She’s been a techie since she was a kid, writing her own programs and helping her real estate agent parents incorporate the latest technology into their business. At about 10 years old, she hooked up the family’s first modem and was uploading real estate properties to the multiple listing service (MLS).
“I thought it was the coolest thing ever,” she said, adding, “Yes, I am a geek.”
Now McGee is a serial tech entrepreneur and educator who’s on a mission to abolish that nerdy stigma and make careers for girls in the STEM disciplines (science, technology, engineering and mathematics) more accessible.
“Females are way under-represented in STEM fields, and it’s absolutely not because of any kind of innate ability,” she said. “It’s a cultural issue. (People think) it’s not feminine, that it’s geeky.”

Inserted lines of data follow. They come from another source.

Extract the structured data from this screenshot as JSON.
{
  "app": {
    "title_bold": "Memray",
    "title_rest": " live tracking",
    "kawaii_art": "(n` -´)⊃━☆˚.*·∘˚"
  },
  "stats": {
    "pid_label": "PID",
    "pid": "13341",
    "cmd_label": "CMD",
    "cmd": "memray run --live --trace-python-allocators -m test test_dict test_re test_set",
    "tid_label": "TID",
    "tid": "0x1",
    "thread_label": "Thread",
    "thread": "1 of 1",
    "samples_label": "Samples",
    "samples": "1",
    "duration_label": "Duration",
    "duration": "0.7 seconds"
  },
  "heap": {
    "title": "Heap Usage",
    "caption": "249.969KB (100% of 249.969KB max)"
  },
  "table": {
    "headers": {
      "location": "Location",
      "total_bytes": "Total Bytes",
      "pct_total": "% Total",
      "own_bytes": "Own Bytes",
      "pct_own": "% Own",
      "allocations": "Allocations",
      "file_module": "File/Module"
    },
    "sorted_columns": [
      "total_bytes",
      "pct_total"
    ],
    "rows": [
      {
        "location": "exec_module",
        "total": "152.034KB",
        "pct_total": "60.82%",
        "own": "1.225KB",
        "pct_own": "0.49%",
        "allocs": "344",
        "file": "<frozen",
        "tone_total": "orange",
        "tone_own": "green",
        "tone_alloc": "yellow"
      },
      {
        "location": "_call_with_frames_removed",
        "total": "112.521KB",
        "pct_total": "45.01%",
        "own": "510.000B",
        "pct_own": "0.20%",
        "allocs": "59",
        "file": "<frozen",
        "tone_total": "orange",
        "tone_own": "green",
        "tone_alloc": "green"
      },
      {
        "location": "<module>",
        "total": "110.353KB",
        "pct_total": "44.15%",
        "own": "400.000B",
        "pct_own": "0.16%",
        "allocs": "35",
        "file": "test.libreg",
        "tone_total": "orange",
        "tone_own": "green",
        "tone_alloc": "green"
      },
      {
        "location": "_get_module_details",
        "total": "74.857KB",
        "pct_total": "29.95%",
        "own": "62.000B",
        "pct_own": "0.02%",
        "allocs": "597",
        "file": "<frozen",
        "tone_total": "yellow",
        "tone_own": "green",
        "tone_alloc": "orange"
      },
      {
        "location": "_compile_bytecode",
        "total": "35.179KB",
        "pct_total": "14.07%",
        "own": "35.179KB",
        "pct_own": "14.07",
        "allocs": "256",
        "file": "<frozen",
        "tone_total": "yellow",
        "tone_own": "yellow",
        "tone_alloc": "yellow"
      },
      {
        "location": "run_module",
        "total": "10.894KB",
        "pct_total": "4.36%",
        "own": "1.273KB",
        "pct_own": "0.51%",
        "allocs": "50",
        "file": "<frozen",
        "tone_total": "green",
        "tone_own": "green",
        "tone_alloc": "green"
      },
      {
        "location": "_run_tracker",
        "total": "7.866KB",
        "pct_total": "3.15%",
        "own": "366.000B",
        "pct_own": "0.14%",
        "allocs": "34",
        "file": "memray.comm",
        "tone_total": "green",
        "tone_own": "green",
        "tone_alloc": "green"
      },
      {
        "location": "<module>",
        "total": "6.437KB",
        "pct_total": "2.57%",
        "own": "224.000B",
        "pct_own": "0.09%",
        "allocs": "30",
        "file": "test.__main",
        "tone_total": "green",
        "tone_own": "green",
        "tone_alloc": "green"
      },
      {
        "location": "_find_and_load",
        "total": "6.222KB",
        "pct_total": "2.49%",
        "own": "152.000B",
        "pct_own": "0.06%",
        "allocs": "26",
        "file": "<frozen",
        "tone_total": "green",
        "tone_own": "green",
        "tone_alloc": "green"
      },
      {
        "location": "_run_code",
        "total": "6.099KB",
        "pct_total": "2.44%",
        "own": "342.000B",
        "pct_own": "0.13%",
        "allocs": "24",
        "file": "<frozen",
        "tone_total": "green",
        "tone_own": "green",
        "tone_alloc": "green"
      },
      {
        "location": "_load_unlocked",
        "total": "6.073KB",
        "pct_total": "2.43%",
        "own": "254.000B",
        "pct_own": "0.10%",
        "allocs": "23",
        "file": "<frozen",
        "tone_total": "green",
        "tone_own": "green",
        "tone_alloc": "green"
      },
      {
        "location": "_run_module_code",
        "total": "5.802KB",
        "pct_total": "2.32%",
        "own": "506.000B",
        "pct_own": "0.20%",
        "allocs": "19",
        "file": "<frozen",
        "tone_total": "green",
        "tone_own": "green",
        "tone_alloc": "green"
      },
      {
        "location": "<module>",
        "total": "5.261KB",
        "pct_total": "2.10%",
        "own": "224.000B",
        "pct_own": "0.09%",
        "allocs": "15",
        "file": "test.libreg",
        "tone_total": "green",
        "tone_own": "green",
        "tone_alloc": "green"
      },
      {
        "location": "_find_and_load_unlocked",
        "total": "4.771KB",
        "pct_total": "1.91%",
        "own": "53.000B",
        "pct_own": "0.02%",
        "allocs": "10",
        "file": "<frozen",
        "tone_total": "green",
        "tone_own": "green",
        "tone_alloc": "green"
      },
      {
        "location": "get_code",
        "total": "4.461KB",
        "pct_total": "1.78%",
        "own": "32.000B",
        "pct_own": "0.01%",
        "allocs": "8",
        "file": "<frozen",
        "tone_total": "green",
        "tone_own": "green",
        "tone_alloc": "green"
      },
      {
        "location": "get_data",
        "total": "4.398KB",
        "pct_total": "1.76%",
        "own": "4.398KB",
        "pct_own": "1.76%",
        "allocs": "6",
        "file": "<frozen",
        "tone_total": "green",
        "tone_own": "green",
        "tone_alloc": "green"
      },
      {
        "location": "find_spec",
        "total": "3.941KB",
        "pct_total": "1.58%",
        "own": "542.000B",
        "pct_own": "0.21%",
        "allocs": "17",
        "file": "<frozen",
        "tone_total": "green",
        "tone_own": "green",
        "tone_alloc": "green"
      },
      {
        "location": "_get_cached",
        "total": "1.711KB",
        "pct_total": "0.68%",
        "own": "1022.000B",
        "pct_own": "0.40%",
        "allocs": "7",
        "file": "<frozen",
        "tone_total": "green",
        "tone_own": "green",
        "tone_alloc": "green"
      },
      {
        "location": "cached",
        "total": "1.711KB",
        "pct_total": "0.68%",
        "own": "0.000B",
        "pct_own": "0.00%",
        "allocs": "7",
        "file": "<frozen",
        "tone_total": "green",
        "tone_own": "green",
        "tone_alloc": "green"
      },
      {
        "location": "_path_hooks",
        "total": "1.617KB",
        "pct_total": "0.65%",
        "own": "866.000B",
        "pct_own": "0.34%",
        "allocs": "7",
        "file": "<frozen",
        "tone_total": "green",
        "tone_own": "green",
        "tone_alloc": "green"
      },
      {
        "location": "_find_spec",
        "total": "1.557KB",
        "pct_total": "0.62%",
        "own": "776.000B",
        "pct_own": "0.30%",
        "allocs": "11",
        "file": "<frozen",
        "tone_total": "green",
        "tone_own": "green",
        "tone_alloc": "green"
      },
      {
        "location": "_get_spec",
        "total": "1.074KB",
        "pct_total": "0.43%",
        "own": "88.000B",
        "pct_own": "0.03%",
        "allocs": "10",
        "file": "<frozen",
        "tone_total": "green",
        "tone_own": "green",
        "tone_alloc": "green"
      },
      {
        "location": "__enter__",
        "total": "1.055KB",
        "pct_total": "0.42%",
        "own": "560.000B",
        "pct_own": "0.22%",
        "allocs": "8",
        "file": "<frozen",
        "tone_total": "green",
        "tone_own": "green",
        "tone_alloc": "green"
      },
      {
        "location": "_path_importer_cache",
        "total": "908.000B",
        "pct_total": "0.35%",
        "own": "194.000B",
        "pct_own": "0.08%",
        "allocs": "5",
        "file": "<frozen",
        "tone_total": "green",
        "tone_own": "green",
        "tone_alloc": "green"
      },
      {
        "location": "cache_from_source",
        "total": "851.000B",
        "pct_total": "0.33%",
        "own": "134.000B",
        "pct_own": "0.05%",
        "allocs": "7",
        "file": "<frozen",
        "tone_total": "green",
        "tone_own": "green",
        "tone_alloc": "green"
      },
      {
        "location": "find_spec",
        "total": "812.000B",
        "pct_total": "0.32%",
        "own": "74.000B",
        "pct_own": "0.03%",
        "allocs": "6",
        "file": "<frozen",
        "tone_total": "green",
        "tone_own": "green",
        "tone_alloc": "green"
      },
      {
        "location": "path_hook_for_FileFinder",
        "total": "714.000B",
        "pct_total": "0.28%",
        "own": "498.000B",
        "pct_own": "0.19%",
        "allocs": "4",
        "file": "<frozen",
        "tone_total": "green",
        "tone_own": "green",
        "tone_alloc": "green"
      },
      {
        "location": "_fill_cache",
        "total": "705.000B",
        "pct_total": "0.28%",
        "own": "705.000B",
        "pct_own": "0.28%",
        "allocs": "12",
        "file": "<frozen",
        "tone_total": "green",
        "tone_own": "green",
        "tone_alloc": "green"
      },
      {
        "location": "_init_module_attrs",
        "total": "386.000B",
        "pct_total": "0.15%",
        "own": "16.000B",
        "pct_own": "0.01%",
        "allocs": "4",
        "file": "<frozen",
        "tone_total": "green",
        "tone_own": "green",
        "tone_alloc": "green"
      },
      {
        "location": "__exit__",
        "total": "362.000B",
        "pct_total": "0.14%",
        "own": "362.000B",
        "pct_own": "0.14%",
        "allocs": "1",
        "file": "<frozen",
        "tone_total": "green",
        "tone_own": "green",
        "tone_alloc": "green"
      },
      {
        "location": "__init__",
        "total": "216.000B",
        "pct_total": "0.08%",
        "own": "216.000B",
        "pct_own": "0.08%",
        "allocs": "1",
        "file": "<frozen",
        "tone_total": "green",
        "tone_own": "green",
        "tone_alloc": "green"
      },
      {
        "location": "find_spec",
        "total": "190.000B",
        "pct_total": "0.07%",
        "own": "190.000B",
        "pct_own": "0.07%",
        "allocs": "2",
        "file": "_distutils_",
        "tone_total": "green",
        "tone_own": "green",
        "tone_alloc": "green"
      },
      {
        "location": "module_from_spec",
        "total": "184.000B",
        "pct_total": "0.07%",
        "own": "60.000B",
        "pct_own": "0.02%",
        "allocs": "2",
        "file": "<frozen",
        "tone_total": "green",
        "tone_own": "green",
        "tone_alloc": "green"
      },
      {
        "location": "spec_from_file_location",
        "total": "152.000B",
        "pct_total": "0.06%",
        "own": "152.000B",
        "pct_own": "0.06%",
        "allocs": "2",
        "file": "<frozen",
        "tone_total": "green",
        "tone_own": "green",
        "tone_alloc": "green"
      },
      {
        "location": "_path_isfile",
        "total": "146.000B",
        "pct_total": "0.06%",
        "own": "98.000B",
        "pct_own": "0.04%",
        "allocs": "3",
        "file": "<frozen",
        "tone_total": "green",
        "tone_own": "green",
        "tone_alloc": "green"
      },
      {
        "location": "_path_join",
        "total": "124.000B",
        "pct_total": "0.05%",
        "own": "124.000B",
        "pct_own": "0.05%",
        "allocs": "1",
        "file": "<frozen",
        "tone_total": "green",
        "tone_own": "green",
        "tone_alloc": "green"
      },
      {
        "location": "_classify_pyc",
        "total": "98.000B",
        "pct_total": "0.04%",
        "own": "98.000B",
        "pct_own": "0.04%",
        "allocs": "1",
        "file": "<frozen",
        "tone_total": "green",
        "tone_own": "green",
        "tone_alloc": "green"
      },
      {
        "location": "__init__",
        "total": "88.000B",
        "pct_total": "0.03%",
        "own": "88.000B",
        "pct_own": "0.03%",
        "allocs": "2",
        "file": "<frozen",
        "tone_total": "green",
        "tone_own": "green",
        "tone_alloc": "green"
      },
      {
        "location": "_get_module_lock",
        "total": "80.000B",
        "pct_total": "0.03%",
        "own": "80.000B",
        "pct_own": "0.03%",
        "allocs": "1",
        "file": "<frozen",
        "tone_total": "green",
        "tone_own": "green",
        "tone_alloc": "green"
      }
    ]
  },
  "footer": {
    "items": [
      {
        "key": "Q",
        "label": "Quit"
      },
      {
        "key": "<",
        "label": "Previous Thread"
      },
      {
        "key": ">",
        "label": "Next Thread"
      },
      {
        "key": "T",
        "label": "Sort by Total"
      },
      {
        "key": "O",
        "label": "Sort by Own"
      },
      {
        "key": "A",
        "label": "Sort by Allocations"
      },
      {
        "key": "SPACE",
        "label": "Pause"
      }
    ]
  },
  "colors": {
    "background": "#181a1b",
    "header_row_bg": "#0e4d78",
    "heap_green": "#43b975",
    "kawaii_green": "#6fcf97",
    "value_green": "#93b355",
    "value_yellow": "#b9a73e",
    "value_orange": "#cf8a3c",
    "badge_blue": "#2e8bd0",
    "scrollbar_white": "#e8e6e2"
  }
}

From kindergarten to 12th grade, girls’ participation in math and science nationally just about matches that of boys, according to the National Girls Collaborative Project. But in college, the disparity develops quickly, with women making up only 18.2% of computer science graduates nationally.